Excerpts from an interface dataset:
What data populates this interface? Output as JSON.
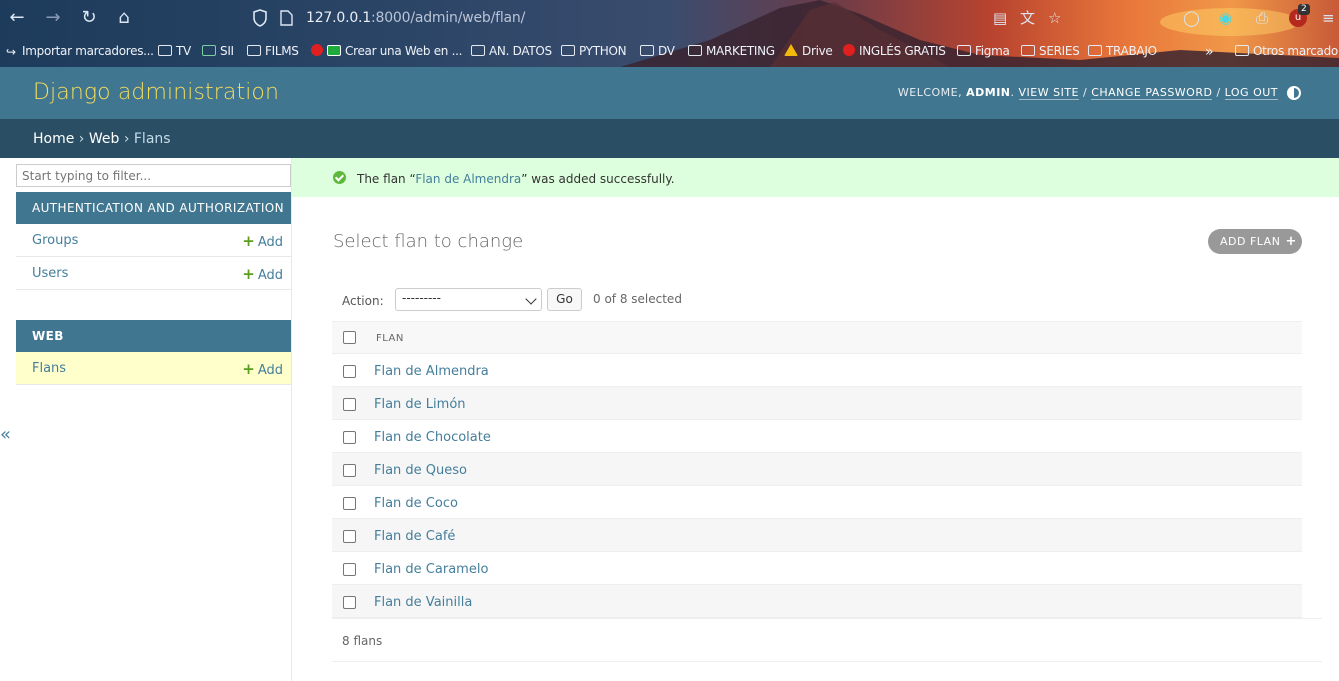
{
  "browser": {
    "url_host": "127.0.0.1",
    "url_rest": ":8000/admin/web/flan/",
    "extension_count": "2",
    "bookmarks": [
      {
        "label": "Importar marcadores...",
        "icon": "import-icon"
      },
      {
        "label": "TV",
        "icon": "folder-icon"
      },
      {
        "label": "SII",
        "icon": "sii-icon"
      },
      {
        "label": "FILMS",
        "icon": "folder-icon"
      },
      {
        "label": "Crear una Web en ...",
        "icon": "youtube-icon"
      },
      {
        "label": "AN. DATOS",
        "icon": "folder-icon"
      },
      {
        "label": "PYTHON",
        "icon": "folder-icon"
      },
      {
        "label": "DV",
        "icon": "folder-icon"
      },
      {
        "label": "MARKETING",
        "icon": "folder-icon"
      },
      {
        "label": "Drive",
        "icon": "drive-icon"
      },
      {
        "label": "INGLÉS GRATIS",
        "icon": "youtube-icon"
      },
      {
        "label": "Figma",
        "icon": "folder-icon"
      },
      {
        "label": "SERIES",
        "icon": "folder-icon"
      },
      {
        "label": "TRABAJO",
        "icon": "folder-icon"
      },
      {
        "label": "Otros marcadores",
        "icon": "folder-icon"
      }
    ]
  },
  "header": {
    "branding": "Django administration",
    "welcome": "WELCOME,",
    "user": "ADMIN",
    "view_site": "VIEW SITE",
    "change_password": "CHANGE PASSWORD",
    "log_out": "LOG OUT"
  },
  "breadcrumbs": {
    "home": "Home",
    "app": "Web",
    "current": "Flans"
  },
  "sidebar": {
    "filter_placeholder": "Start typing to filter...",
    "modules": [
      {
        "caption": "AUTHENTICATION AND AUTHORIZATION",
        "models": [
          {
            "name": "Groups",
            "add": "Add"
          },
          {
            "name": "Users",
            "add": "Add"
          }
        ]
      },
      {
        "caption": "WEB",
        "models": [
          {
            "name": "Flans",
            "add": "Add"
          }
        ]
      }
    ],
    "collapse_label": "«"
  },
  "message": {
    "prefix": "The flan “",
    "object": "Flan de Almendra",
    "suffix": "” was added successfully."
  },
  "content": {
    "title": "Select flan to change",
    "add_button": "ADD FLAN",
    "action_label": "Action:",
    "action_selected": "---------",
    "go_label": "Go",
    "counter": "0 of 8 selected",
    "column_header": "FLAN",
    "rows": [
      "Flan de Almendra",
      "Flan de Limón",
      "Flan de Chocolate",
      "Flan de Queso",
      "Flan de Coco",
      "Flan de Café",
      "Flan de Caramelo",
      "Flan de Vainilla"
    ],
    "paginator": "8 flans"
  },
  "colors": {
    "header_bg": "#417690",
    "breadcrumbs_bg": "#2a4e63",
    "branding": "#f5dd5d",
    "link": "#447e9b",
    "success_bg": "#dfd",
    "current_row": "#ffffcc"
  }
}
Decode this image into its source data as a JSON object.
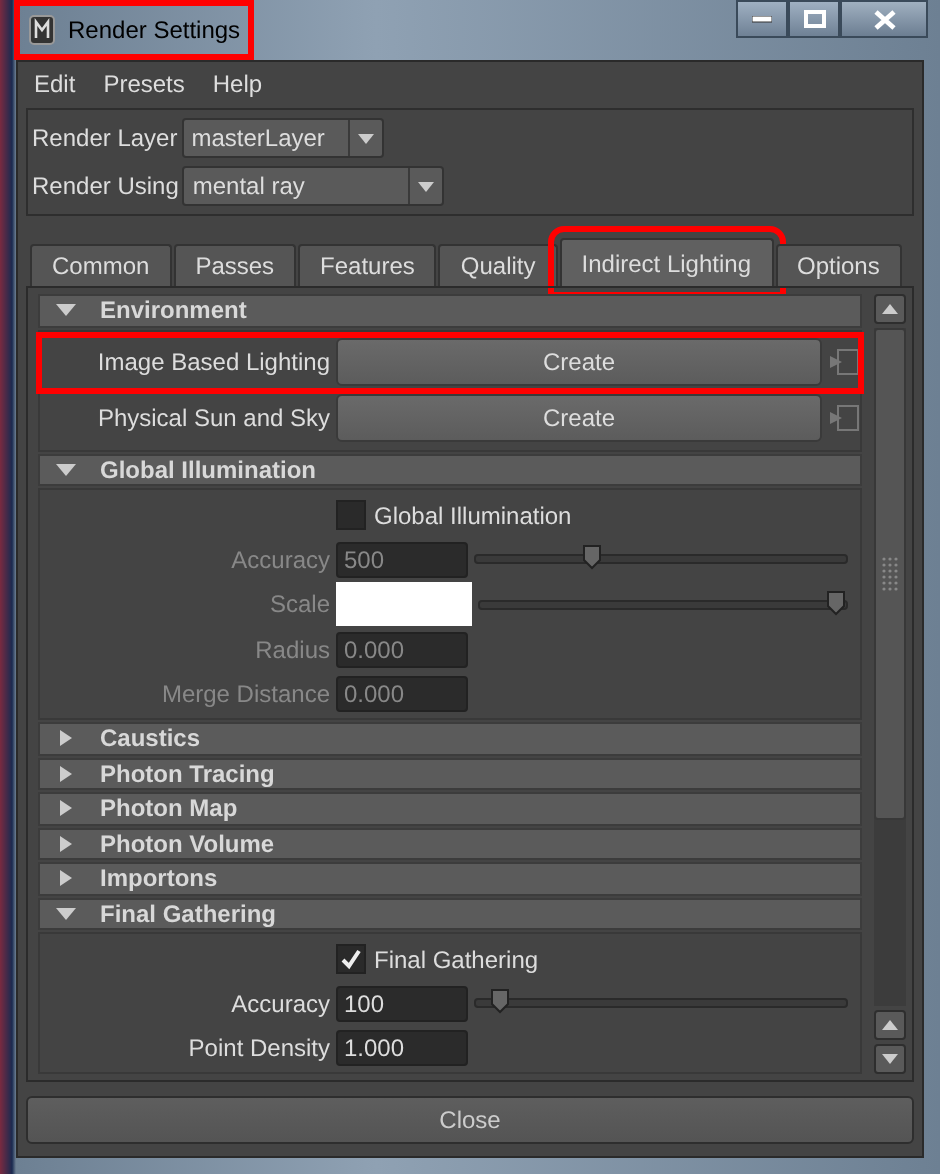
{
  "window": {
    "title": "Render Settings",
    "highlighted": true
  },
  "menu": [
    "Edit",
    "Presets",
    "Help"
  ],
  "render_layer": {
    "label": "Render Layer",
    "value": "masterLayer"
  },
  "render_using": {
    "label": "Render Using",
    "value": "mental ray"
  },
  "tabs": [
    {
      "label": "Common",
      "selected": false,
      "highlighted": false
    },
    {
      "label": "Passes",
      "selected": false,
      "highlighted": false
    },
    {
      "label": "Features",
      "selected": false,
      "highlighted": false
    },
    {
      "label": "Quality",
      "selected": false,
      "highlighted": false
    },
    {
      "label": "Indirect Lighting",
      "selected": true,
      "highlighted": true
    },
    {
      "label": "Options",
      "selected": false,
      "highlighted": false
    }
  ],
  "sections": [
    {
      "title": "Environment",
      "expanded": true,
      "rows": [
        {
          "kind": "button",
          "label": "Image Based Lighting",
          "button": "Create",
          "highlighted": true
        },
        {
          "kind": "button",
          "label": "Physical Sun and Sky",
          "button": "Create",
          "highlighted": false
        }
      ]
    },
    {
      "title": "Global Illumination",
      "expanded": true,
      "rows": [
        {
          "kind": "checkbox",
          "label": "Global Illumination",
          "checked": false
        },
        {
          "kind": "slider",
          "label": "Accuracy",
          "value": "500",
          "level": 0.3,
          "disabled": true
        },
        {
          "kind": "color",
          "label": "Scale",
          "level": 1.0,
          "disabled": true
        },
        {
          "kind": "field",
          "label": "Radius",
          "value": "0.000",
          "disabled": true
        },
        {
          "kind": "field",
          "label": "Merge Distance",
          "value": "0.000",
          "disabled": true
        }
      ]
    },
    {
      "title": "Caustics",
      "expanded": false
    },
    {
      "title": "Photon Tracing",
      "expanded": false
    },
    {
      "title": "Photon Map",
      "expanded": false
    },
    {
      "title": "Photon Volume",
      "expanded": false
    },
    {
      "title": "Importons",
      "expanded": false
    },
    {
      "title": "Final Gathering",
      "expanded": true,
      "rows": [
        {
          "kind": "checkbox",
          "label": "Final Gathering",
          "checked": true
        },
        {
          "kind": "slider",
          "label": "Accuracy",
          "value": "100",
          "level": 0.04,
          "disabled": false
        },
        {
          "kind": "field",
          "label": "Point Density",
          "value": "1.000",
          "disabled": false
        }
      ]
    }
  ],
  "close_button": "Close"
}
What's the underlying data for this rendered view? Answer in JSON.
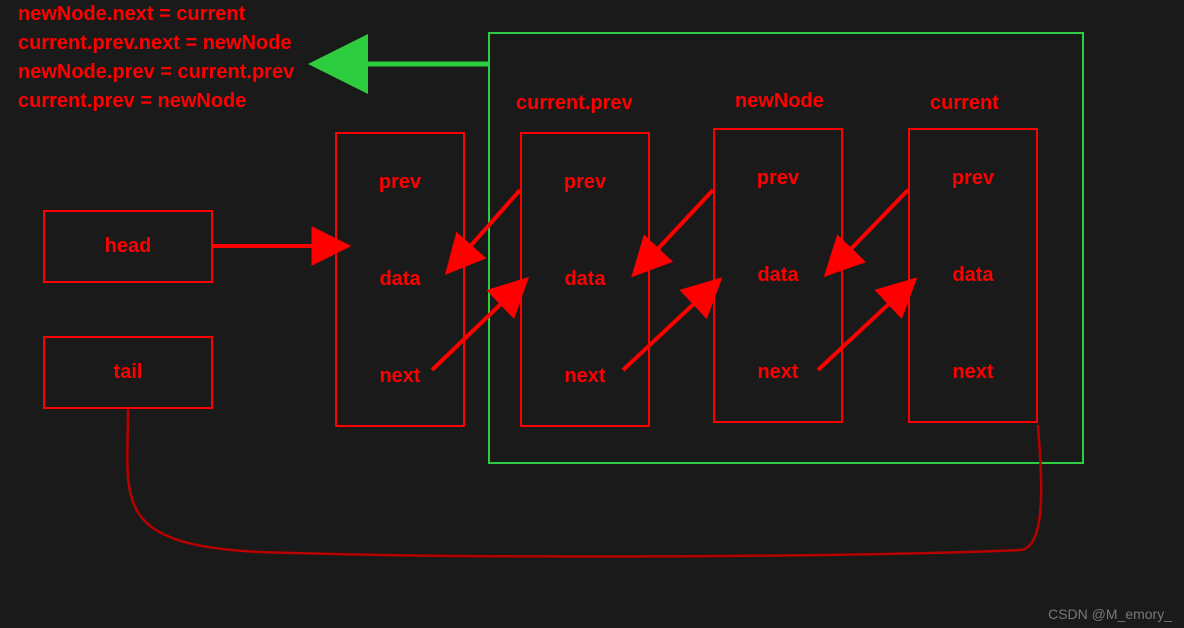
{
  "code": {
    "line1": "newNode.next = current",
    "line2": "current.prev.next = newNode",
    "line3": "newNode.prev = current.prev",
    "line4": "current.prev = newNode"
  },
  "pointers": {
    "head": "head",
    "tail": "tail"
  },
  "nodeFields": {
    "prev": "prev",
    "data": "data",
    "next": "next"
  },
  "labels": {
    "currentPrev": "current.prev",
    "newNode": "newNode",
    "current": "current"
  },
  "watermark": "CSDN @M_emory_"
}
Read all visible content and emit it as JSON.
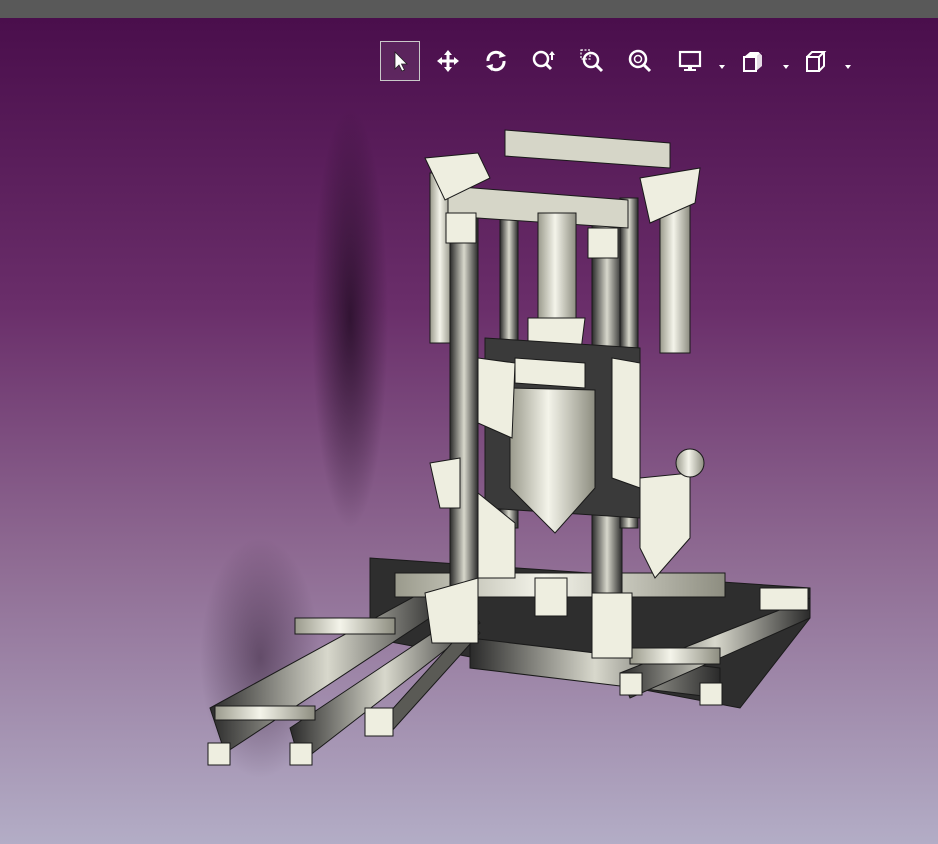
{
  "window": {
    "titlebar_color": "#595959"
  },
  "viewport": {
    "background_top": "#4a0e4c",
    "background_bottom": "#b3adc6"
  },
  "toolbar": {
    "buttons": [
      {
        "icon": "select-arrow-icon",
        "active": true
      },
      {
        "icon": "pan-move-icon",
        "active": false
      },
      {
        "icon": "rotate-icon",
        "active": false
      },
      {
        "icon": "zoom-in-out-icon",
        "active": false
      },
      {
        "icon": "zoom-box-icon",
        "active": false
      },
      {
        "icon": "zoom-fit-icon",
        "active": false
      },
      {
        "icon": "display-mode-icon",
        "active": false,
        "has_dropdown": true
      },
      {
        "icon": "section-clipping-icon",
        "active": false,
        "has_dropdown": true
      },
      {
        "icon": "view-cube-icon",
        "active": false,
        "has_dropdown": true
      }
    ]
  },
  "model": {
    "description_icon": "cad-assembly-model",
    "part_color": "#eeeee0",
    "edge_color": "#1a1a1a"
  }
}
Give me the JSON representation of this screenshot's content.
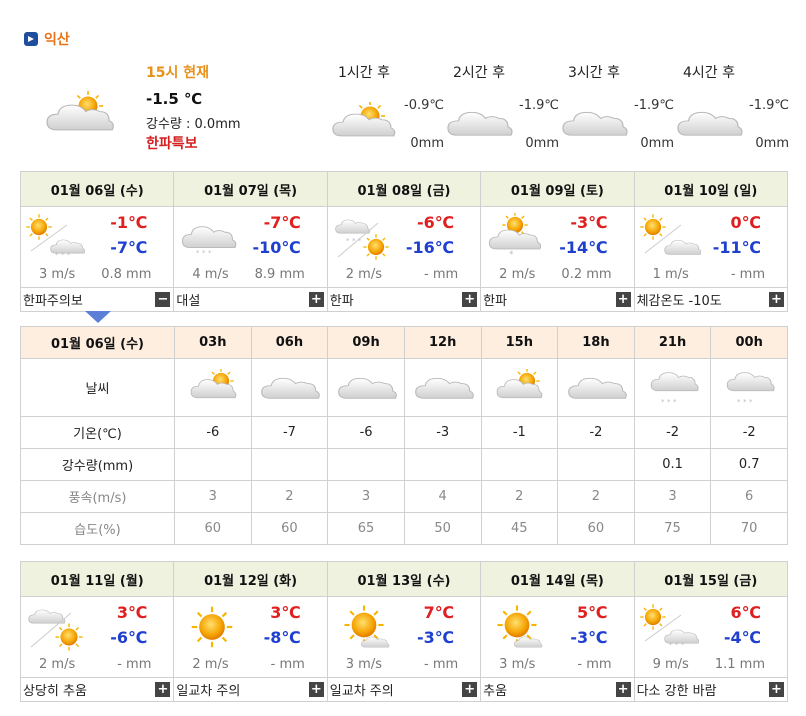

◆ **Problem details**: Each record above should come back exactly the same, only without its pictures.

◆ **Result for this exercise**:
What data populates this interface? Output as JSON.
{
  "browser": {
    "url_host": "127.0.0.1",
    "url_rest": ":8000/admin/web/flan/",
    "extension_count": "2",
    "bookmarks": [
      {
        "label": "Importar marcadores...",
        "icon": "import-icon"
      },
      {
        "label": "TV",
        "icon": "folder-icon"
      },
      {
        "label": "SII",
        "icon": "sii-icon"
      },
      {
        "label": "FILMS",
        "icon": "folder-icon"
      },
      {
        "label": "Crear una Web en ...",
        "icon": "youtube-icon"
      },
      {
        "label": "AN. DATOS",
        "icon": "folder-icon"
      },
      {
        "label": "PYTHON",
        "icon": "folder-icon"
      },
      {
        "label": "DV",
        "icon": "folder-icon"
      },
      {
        "label": "MARKETING",
        "icon": "folder-icon"
      },
      {
        "label": "Drive",
        "icon": "drive-icon"
      },
      {
        "label": "INGLÉS GRATIS",
        "icon": "youtube-icon"
      },
      {
        "label": "Figma",
        "icon": "folder-icon"
      },
      {
        "label": "SERIES",
        "icon": "folder-icon"
      },
      {
        "label": "TRABAJO",
        "icon": "folder-icon"
      },
      {
        "label": "Otros marcadores",
        "icon": "folder-icon"
      }
    ]
  },
  "header": {
    "branding": "Django administration",
    "welcome": "WELCOME,",
    "user": "ADMIN",
    "view_site": "VIEW SITE",
    "change_password": "CHANGE PASSWORD",
    "log_out": "LOG OUT"
  },
  "breadcrumbs": {
    "home": "Home",
    "app": "Web",
    "current": "Flans"
  },
  "sidebar": {
    "filter_placeholder": "Start typing to filter...",
    "modules": [
      {
        "caption": "AUTHENTICATION AND AUTHORIZATION",
        "models": [
          {
            "name": "Groups",
            "add": "Add"
          },
          {
            "name": "Users",
            "add": "Add"
          }
        ]
      },
      {
        "caption": "WEB",
        "models": [
          {
            "name": "Flans",
            "add": "Add"
          }
        ]
      }
    ],
    "collapse_label": "«"
  },
  "message": {
    "prefix": "The flan “",
    "object": "Flan de Almendra",
    "suffix": "” was added successfully."
  },
  "content": {
    "title": "Select flan to change",
    "add_button": "ADD FLAN",
    "action_label": "Action:",
    "action_selected": "---------",
    "go_label": "Go",
    "counter": "0 of 8 selected",
    "column_header": "FLAN",
    "rows": [
      "Flan de Almendra",
      "Flan de Limón",
      "Flan de Chocolate",
      "Flan de Queso",
      "Flan de Coco",
      "Flan de Café",
      "Flan de Caramelo",
      "Flan de Vainilla"
    ],
    "paginator": "8 flans"
  },
  "colors": {
    "header_bg": "#417690",
    "breadcrumbs_bg": "#2a4e63",
    "branding": "#f5dd5d",
    "link": "#447e9b",
    "success_bg": "#dfd",
    "current_row": "#ffffcc"
  }
}
Decode this image into its source data as a JSON object.
{
  "window": {
    "title": "Render Settings",
    "highlighted": true
  },
  "menu": [
    "Edit",
    "Presets",
    "Help"
  ],
  "render_layer": {
    "label": "Render Layer",
    "value": "masterLayer"
  },
  "render_using": {
    "label": "Render Using",
    "value": "mental ray"
  },
  "tabs": [
    {
      "label": "Common",
      "selected": false,
      "highlighted": false
    },
    {
      "label": "Passes",
      "selected": false,
      "highlighted": false
    },
    {
      "label": "Features",
      "selected": false,
      "highlighted": false
    },
    {
      "label": "Quality",
      "selected": false,
      "highlighted": false
    },
    {
      "label": "Indirect Lighting",
      "selected": true,
      "highlighted": true
    },
    {
      "label": "Options",
      "selected": false,
      "highlighted": false
    }
  ],
  "sections": [
    {
      "title": "Environment",
      "expanded": true,
      "rows": [
        {
          "kind": "button",
          "label": "Image Based Lighting",
          "button": "Create",
          "highlighted": true
        },
        {
          "kind": "button",
          "label": "Physical Sun and Sky",
          "button": "Create",
          "highlighted": false
        }
      ]
    },
    {
      "title": "Global Illumination",
      "expanded": true,
      "rows": [
        {
          "kind": "checkbox",
          "label": "Global Illumination",
          "checked": false
        },
        {
          "kind": "slider",
          "label": "Accuracy",
          "value": "500",
          "level": 0.3,
          "disabled": true
        },
        {
          "kind": "color",
          "label": "Scale",
          "level": 1.0,
          "disabled": true
        },
        {
          "kind": "field",
          "label": "Radius",
          "value": "0.000",
          "disabled": true
        },
        {
          "kind": "field",
          "label": "Merge Distance",
          "value": "0.000",
          "disabled": true
        }
      ]
    },
    {
      "title": "Caustics",
      "expanded": false
    },
    {
      "title": "Photon Tracing",
      "expanded": false
    },
    {
      "title": "Photon Map",
      "expanded": false
    },
    {
      "title": "Photon Volume",
      "expanded": false
    },
    {
      "title": "Importons",
      "expanded": false
    },
    {
      "title": "Final Gathering",
      "expanded": true,
      "rows": [
        {
          "kind": "checkbox",
          "label": "Final Gathering",
          "checked": true
        },
        {
          "kind": "slider",
          "label": "Accuracy",
          "value": "100",
          "level": 0.04,
          "disabled": false
        },
        {
          "kind": "field",
          "label": "Point Density",
          "value": "1.000",
          "disabled": false
        }
      ]
    }
  ],
  "close_button": "Close"
}
What's the underlying data for this rendered view? Answer in JSON.
{
  "code": {
    "line1": "newNode.next = current",
    "line2": "current.prev.next = newNode",
    "line3": "newNode.prev = current.prev",
    "line4": "current.prev = newNode"
  },
  "pointers": {
    "head": "head",
    "tail": "tail"
  },
  "nodeFields": {
    "prev": "prev",
    "data": "data",
    "next": "next"
  },
  "labels": {
    "currentPrev": "current.prev",
    "newNode": "newNode",
    "current": "current"
  },
  "watermark": "CSDN @M_emory_"
}
Read all visible content and emit it as JSON.
{
  "window": {
    "titlebar_color": "#595959"
  },
  "viewport": {
    "background_top": "#4a0e4c",
    "background_bottom": "#b3adc6"
  },
  "toolbar": {
    "buttons": [
      {
        "icon": "select-arrow-icon",
        "active": true
      },
      {
        "icon": "pan-move-icon",
        "active": false
      },
      {
        "icon": "rotate-icon",
        "active": false
      },
      {
        "icon": "zoom-in-out-icon",
        "active": false
      },
      {
        "icon": "zoom-box-icon",
        "active": false
      },
      {
        "icon": "zoom-fit-icon",
        "active": false
      },
      {
        "icon": "display-mode-icon",
        "active": false,
        "has_dropdown": true
      },
      {
        "icon": "section-clipping-icon",
        "active": false,
        "has_dropdown": true
      },
      {
        "icon": "view-cube-icon",
        "active": false,
        "has_dropdown": true
      }
    ]
  },
  "model": {
    "description_icon": "cad-assembly-model",
    "part_color": "#eeeee0",
    "edge_color": "#1a1a1a"
  }
}
Give me the JSON representation of this screenshot's content.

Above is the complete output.